Today’s thoughts from the Hazelden Betty Ford Foundation are:
Bring the body, and the mind will follow.
— Saying heard in meetings
What do people in recovery mean when they say they have “smart feet”?
In recovery, we develop daily habits that we don’t question: the habit of attending meetings, the habit of picking up the telephone to call a sponsor or to share with another recovering person, the habit of starting and ending the day with our preferred combination of prayer, literature, and meditation. We do these things whether we feel like doing them or not, and in time they become second nature to us, automatic as our addictive behavior was in the past. If we don’t have to discuss these habits with ourselves, argue about whether or not they’ll make us feel better, or question whether we’ve outgrown them, our burden is lighter.
Once we’re at a meeting or sharing with another recovering person or with our Higher Power, the unexpected happens. We’re lifted out of the tyranny of addictive thinking. “Smart feet” are feet that carry us to a place we need to be, whether we know it ahead of time or not.
Today, I’m grateful for simple habits that open my heart and mind to recovery.

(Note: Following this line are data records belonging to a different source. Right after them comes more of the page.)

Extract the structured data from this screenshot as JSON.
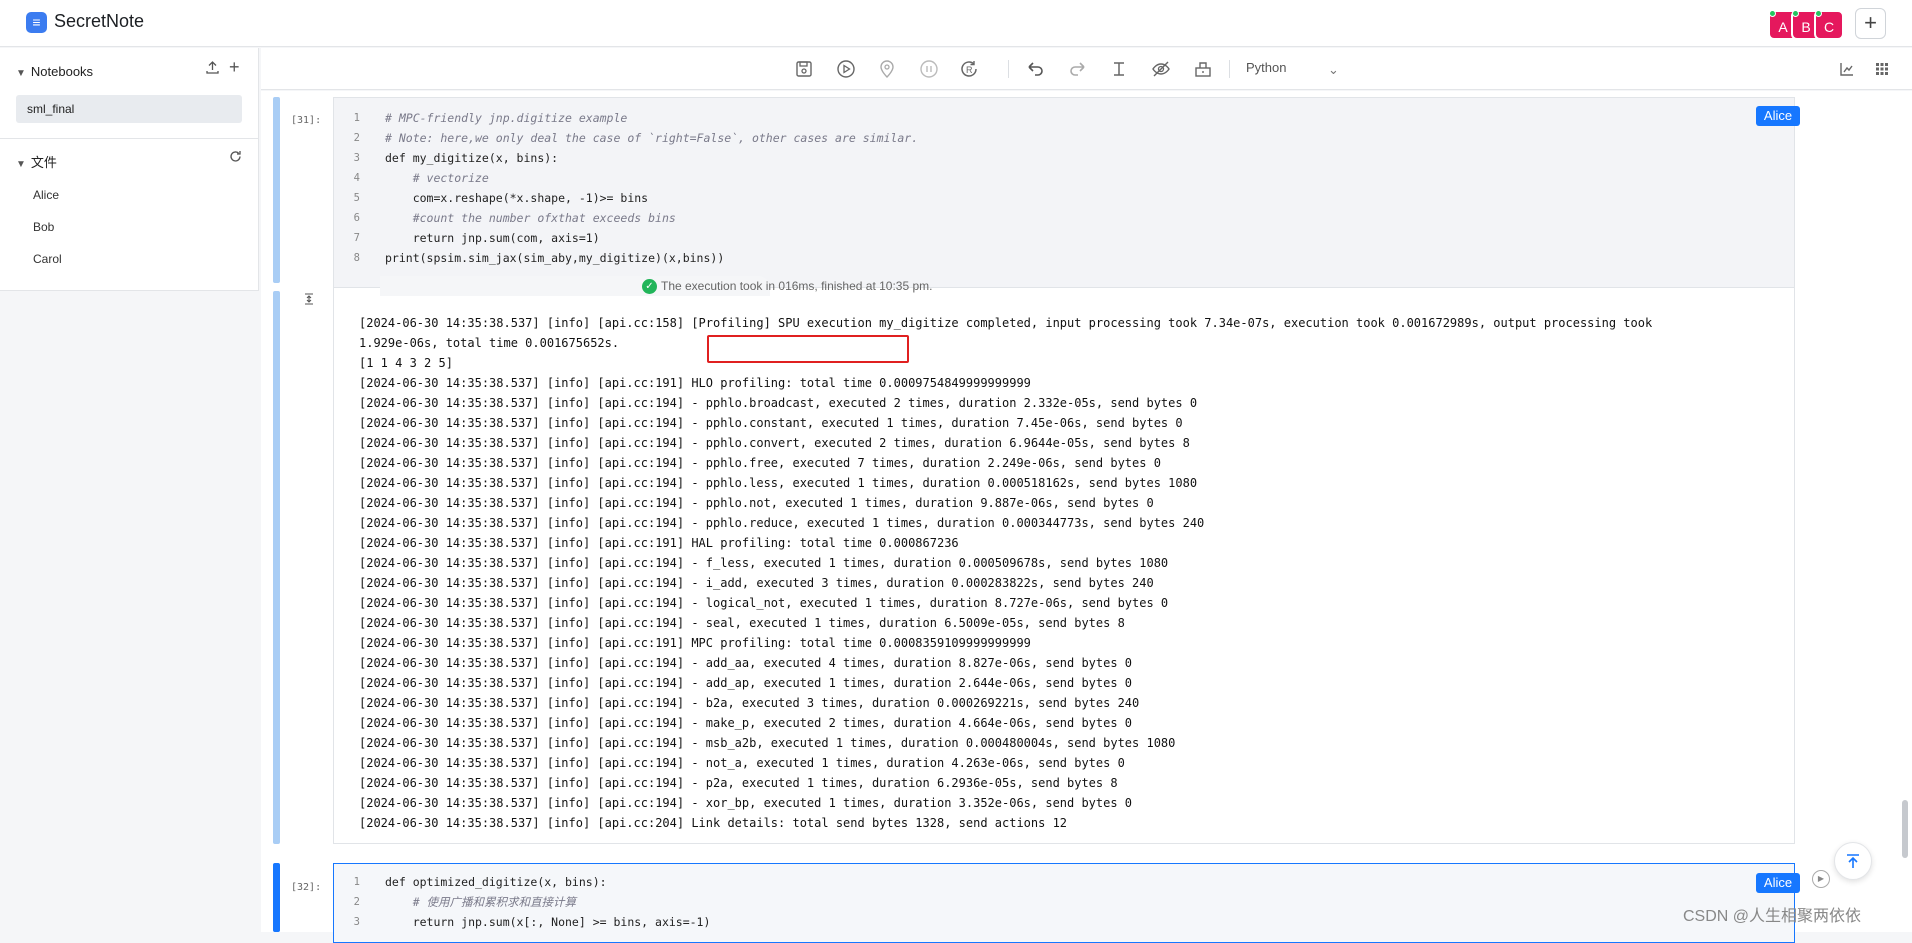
{
  "app": {
    "logo": "≡",
    "title": "SecretNote"
  },
  "header": {
    "avatars": [
      {
        "label": "A"
      },
      {
        "label": "B"
      },
      {
        "label": "C"
      }
    ],
    "add_label": "+"
  },
  "sidebar": {
    "notebooks_label": "Notebooks",
    "notebooks": [
      "sml_final"
    ],
    "files_label": "文件",
    "files": [
      "Alice",
      "Bob",
      "Carol"
    ]
  },
  "toolbar": {
    "language": "Python",
    "icons": [
      "save-icon",
      "run-icon",
      "location-icon",
      "pause-icon",
      "restart-icon",
      "undo-icon",
      "redo-icon",
      "text-cursor-icon",
      "hide-icon",
      "tool-icon",
      "chart-icon",
      "grid-icon"
    ]
  },
  "cells": [
    {
      "number": "[31]:",
      "user": "Alice",
      "lines": [
        {
          "no": "1",
          "text": "# MPC-friendly jnp.digitize example"
        },
        {
          "no": "2",
          "text": "# Note: here,we only deal the case of `right=False`, other cases are similar."
        },
        {
          "no": "3",
          "text": "def my_digitize(x, bins):"
        },
        {
          "no": "4",
          "text": "    # vectorize"
        },
        {
          "no": "5",
          "text": "    com=x.reshape(*x.shape, -1)>= bins"
        },
        {
          "no": "6",
          "text": "    #count the number ofxthat exceeds bins"
        },
        {
          "no": "7",
          "text": "    return jnp.sum(com, axis=1)"
        },
        {
          "no": "8",
          "text": "print(spsim.sim_jax(sim_aby,my_digitize)(x,bins))"
        }
      ],
      "exec_note": "The execution took in 016ms, finished at 10:35 pm.",
      "output": [
        "[2024-06-30 14:35:38.537] [info] [api.cc:158] [Profiling] SPU execution my_digitize completed, input processing took 7.34e-07s, execution took 0.001672989s, output processing took",
        "1.929e-06s, total time 0.001675652s.",
        "[1 1 4 3 2 5]",
        "[2024-06-30 14:35:38.537] [info] [api.cc:191] HLO profiling: total time 0.0009754849999999999",
        "[2024-06-30 14:35:38.537] [info] [api.cc:194] - pphlo.broadcast, executed 2 times, duration 2.332e-05s, send bytes 0",
        "[2024-06-30 14:35:38.537] [info] [api.cc:194] - pphlo.constant, executed 1 times, duration 7.45e-06s, send bytes 0",
        "[2024-06-30 14:35:38.537] [info] [api.cc:194] - pphlo.convert, executed 2 times, duration 6.9644e-05s, send bytes 8",
        "[2024-06-30 14:35:38.537] [info] [api.cc:194] - pphlo.free, executed 7 times, duration 2.249e-06s, send bytes 0",
        "[2024-06-30 14:35:38.537] [info] [api.cc:194] - pphlo.less, executed 1 times, duration 0.000518162s, send bytes 1080",
        "[2024-06-30 14:35:38.537] [info] [api.cc:194] - pphlo.not, executed 1 times, duration 9.887e-06s, send bytes 0",
        "[2024-06-30 14:35:38.537] [info] [api.cc:194] - pphlo.reduce, executed 1 times, duration 0.000344773s, send bytes 240",
        "[2024-06-30 14:35:38.537] [info] [api.cc:191] HAL profiling: total time 0.000867236",
        "[2024-06-30 14:35:38.537] [info] [api.cc:194] - f_less, executed 1 times, duration 0.000509678s, send bytes 1080",
        "[2024-06-30 14:35:38.537] [info] [api.cc:194] - i_add, executed 3 times, duration 0.000283822s, send bytes 240",
        "[2024-06-30 14:35:38.537] [info] [api.cc:194] - logical_not, executed 1 times, duration 8.727e-06s, send bytes 0",
        "[2024-06-30 14:35:38.537] [info] [api.cc:194] - seal, executed 1 times, duration 6.5009e-05s, send bytes 8",
        "[2024-06-30 14:35:38.537] [info] [api.cc:191] MPC profiling: total time 0.0008359109999999999",
        "[2024-06-30 14:35:38.537] [info] [api.cc:194] - add_aa, executed 4 times, duration 8.827e-06s, send bytes 0",
        "[2024-06-30 14:35:38.537] [info] [api.cc:194] - add_ap, executed 1 times, duration 2.644e-06s, send bytes 0",
        "[2024-06-30 14:35:38.537] [info] [api.cc:194] - b2a, executed 3 times, duration 0.000269221s, send bytes 240",
        "[2024-06-30 14:35:38.537] [info] [api.cc:194] - make_p, executed 2 times, duration 4.664e-06s, send bytes 0",
        "[2024-06-30 14:35:38.537] [info] [api.cc:194] - msb_a2b, executed 1 times, duration 0.000480004s, send bytes 1080",
        "[2024-06-30 14:35:38.537] [info] [api.cc:194] - not_a, executed 1 times, duration 4.263e-06s, send bytes 0",
        "[2024-06-30 14:35:38.537] [info] [api.cc:194] - p2a, executed 1 times, duration 6.2936e-05s, send bytes 8",
        "[2024-06-30 14:35:38.537] [info] [api.cc:194] - xor_bp, executed 1 times, duration 3.352e-06s, send bytes 0",
        "[2024-06-30 14:35:38.537] [info] [api.cc:204] Link details: total send bytes 1328, send actions 12"
      ]
    },
    {
      "number": "[32]:",
      "user": "Alice",
      "lines": [
        {
          "no": "1",
          "text": "def optimized_digitize(x, bins):"
        },
        {
          "no": "2",
          "text": "    # 使用广播和累积求和直接计算"
        },
        {
          "no": "3",
          "text": "    return jnp.sum(x[:, None] >= bins, axis=-1)"
        }
      ]
    }
  ],
  "watermark": "CSDN @人生相聚两依依",
  "colors": {
    "accent": "#1677ff",
    "avatar": "#e5185d",
    "highlight_box": "#e02020",
    "success": "#22b55a"
  }
}
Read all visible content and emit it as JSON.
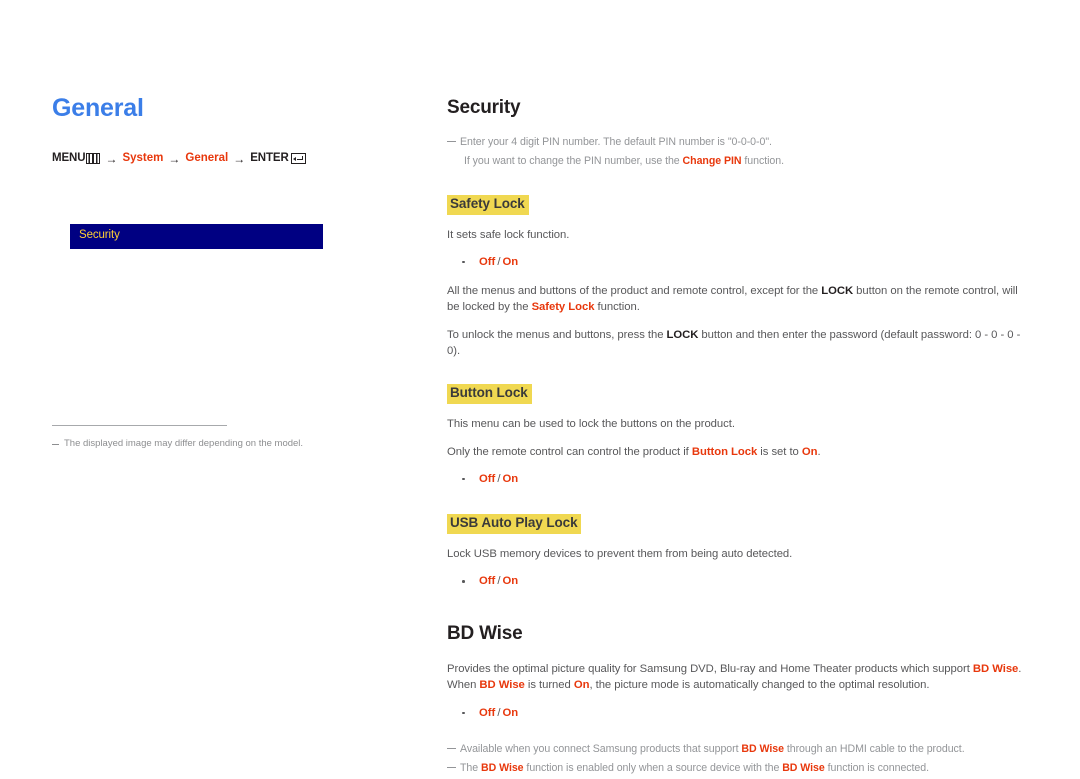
{
  "left": {
    "page_title": "General",
    "breadcrumb": {
      "menu_label": "MENU",
      "menu_icon": "menu-grid-icon",
      "arrow": "→",
      "item1": "System",
      "item2": "General",
      "enter_label": "ENTER",
      "enter_icon": "enter-return-icon"
    },
    "osd": {
      "item_label": "Security",
      "bg_color": "#000082",
      "text_color": "#ffcf33"
    },
    "footnote": "The displayed image may differ depending on the model."
  },
  "right": {
    "security": {
      "title": "Security",
      "note_line1": "Enter your 4 digit PIN number. The default PIN number is \"0-0-0-0\".",
      "note_line2_pre": "If you want to change the PIN number, use the ",
      "note_line2_bold": "Change PIN",
      "note_line2_post": " function.",
      "safety_lock": {
        "title": "Safety Lock",
        "desc": "It sets safe lock function.",
        "options": {
          "off": "Off",
          "sep": "/",
          "on": "On"
        },
        "para1_a": "All the menus and buttons of the product and remote control, except for the ",
        "para1_b": "LOCK",
        "para1_c": " button on the remote control, will be locked by the ",
        "para1_d": "Safety Lock",
        "para1_e": " function.",
        "para2_a": "To unlock the menus and buttons, press the ",
        "para2_b": "LOCK",
        "para2_c": " button and then enter the password (default password: 0 - 0 - 0 - 0)."
      },
      "button_lock": {
        "title": "Button Lock",
        "desc": "This menu can be used to lock the buttons on the product.",
        "para_a": "Only the remote control can control the product if ",
        "para_b": "Button Lock",
        "para_c": " is set to ",
        "para_d": "On",
        "para_e": ".",
        "options": {
          "off": "Off",
          "sep": "/",
          "on": "On"
        }
      },
      "usb_auto_play_lock": {
        "title": "USB Auto Play Lock",
        "desc": "Lock USB memory devices to prevent them from being auto detected.",
        "options": {
          "off": "Off",
          "sep": "/",
          "on": "On"
        }
      }
    },
    "bd_wise": {
      "title": "BD Wise",
      "para_a": "Provides the optimal picture quality for Samsung DVD, Blu-ray and Home Theater products which support ",
      "para_b": "BD Wise",
      "para_c": ". When ",
      "para_d": "BD Wise",
      "para_e": " is turned ",
      "para_f": "On",
      "para_g": ", the picture mode is automatically changed to the optimal resolution.",
      "options": {
        "off": "Off",
        "sep": "/",
        "on": "On"
      },
      "note1_a": "Available when you connect Samsung products that support ",
      "note1_b": "BD Wise",
      "note1_c": " through an HDMI cable to the product.",
      "note2_a": "The ",
      "note2_b": "BD Wise",
      "note2_c": " function is enabled only when a source device with the ",
      "note2_d": "BD Wise",
      "note2_e": " function is connected."
    }
  },
  "colors": {
    "accent_blue": "#3b7ee8",
    "accent_red": "#e8380d",
    "highlight_yellow": "#f0d851",
    "osd_navy": "#000082",
    "osd_gold": "#ffcf33",
    "body_gray": "#58585a",
    "note_gray": "#939598"
  }
}
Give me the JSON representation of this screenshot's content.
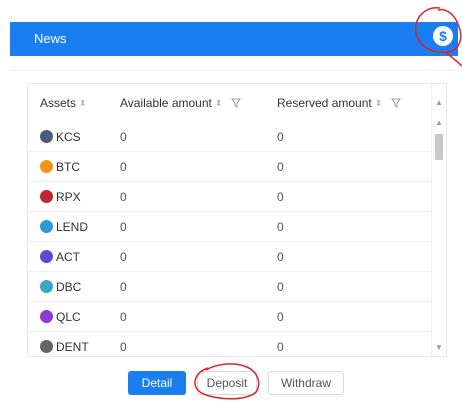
{
  "header": {
    "title": "News",
    "coin_icon": "dollar-coin-icon",
    "coin_glyph": "$"
  },
  "table": {
    "columns": [
      {
        "label": "Assets",
        "sort": true,
        "filter": false
      },
      {
        "label": "Available amount",
        "sort": true,
        "filter": true
      },
      {
        "label": "Reserved amount",
        "sort": true,
        "filter": true
      }
    ],
    "rows": [
      {
        "symbol": "KCS",
        "icon": "kcs-icon",
        "color": "#4a5a78",
        "available": "0",
        "reserved": "0"
      },
      {
        "symbol": "BTC",
        "icon": "btc-icon",
        "color": "#f7931a",
        "available": "0",
        "reserved": "0"
      },
      {
        "symbol": "RPX",
        "icon": "rpx-icon",
        "color": "#c0262d",
        "available": "0",
        "reserved": "0"
      },
      {
        "symbol": "LEND",
        "icon": "lend-icon",
        "color": "#2a9bd6",
        "available": "0",
        "reserved": "0"
      },
      {
        "symbol": "ACT",
        "icon": "act-icon",
        "color": "#5b4ad6",
        "available": "0",
        "reserved": "0"
      },
      {
        "symbol": "DBC",
        "icon": "dbc-icon",
        "color": "#3aa7c9",
        "available": "0",
        "reserved": "0"
      },
      {
        "symbol": "QLC",
        "icon": "qlc-icon",
        "color": "#8a3ad6",
        "available": "0",
        "reserved": "0"
      },
      {
        "symbol": "DENT",
        "icon": "dent-icon",
        "color": "#666666",
        "available": "0",
        "reserved": "0"
      }
    ]
  },
  "buttons": {
    "detail": "Detail",
    "deposit": "Deposit",
    "withdraw": "Withdraw"
  },
  "colors": {
    "accent": "#1a7ef0",
    "annotation": "#e0202a"
  }
}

You are reading from the book:
If You Want What We Have © 1998 by Joan Larkin